He was in a sweet frame great part of the next day.
Sept. 1. “Went to Judea, to the ordination of Mr. Judd. Mr. Bellamy preached from Matt. xxiv. 46. “Blessed is that servant,” &c. I felt very solemn most of the time ; had my thoughts much on that time when our Lord will come; that time refreshed my soul much ; only I was afraid I should not be found faithful, because I have so vile a heart. My thoughts were much in eternity, where I love to dwell. Blessed be God for this solemn season.—Rode home to night with Mr. Bellamy, conversed with some friends till it was very late, and then retired to rest in a comfortable frame.
Sept. 2. “About two in the afternoon, I preached from John vi. 67. Then said Jesus unto the twelve, Will ye also go away? and God assisted me in some comfortable degree ; but more especially in my first prayer ; my soul seemed then to launch §. into the eternal world, and to be as it were, separated rom this lower world. Afterwards preached again from Isa. v. 4. What could have been done more, &c. God gave me some assistance ; but I saw myself a poor worm.”

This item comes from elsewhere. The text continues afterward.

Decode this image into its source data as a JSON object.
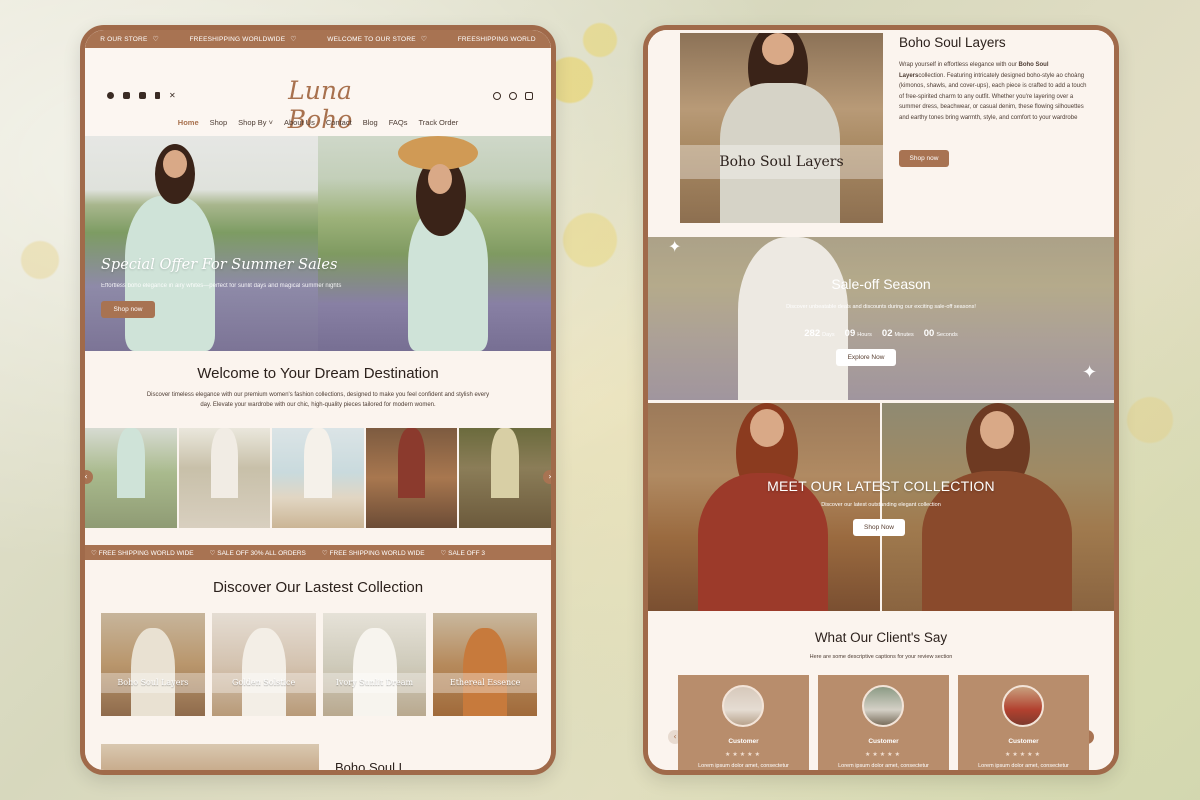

On Friday, Sept. 3. He complains of having but little life in the things of God, the former part of the day, but afterwards speaks of sweetness and enlargement.
Sept. 4. Much out of health, exceedingly depressed in my soul, and at awful distance from God. Towards night, spent some time in profitable thoughts on Rom. viii. 2. For the law of the spirit of life, &c. Near night, had a very sweet season in prayer; God enabled me to wrestle ardently for the advancement of the Redeemer's kingdom; pleaded earnestly for my own dear brother John, that God would make him more of a pilgrim and stranger on the earth, and fit him for singular serviceableness in the world ; and my heart sweetly exulted in the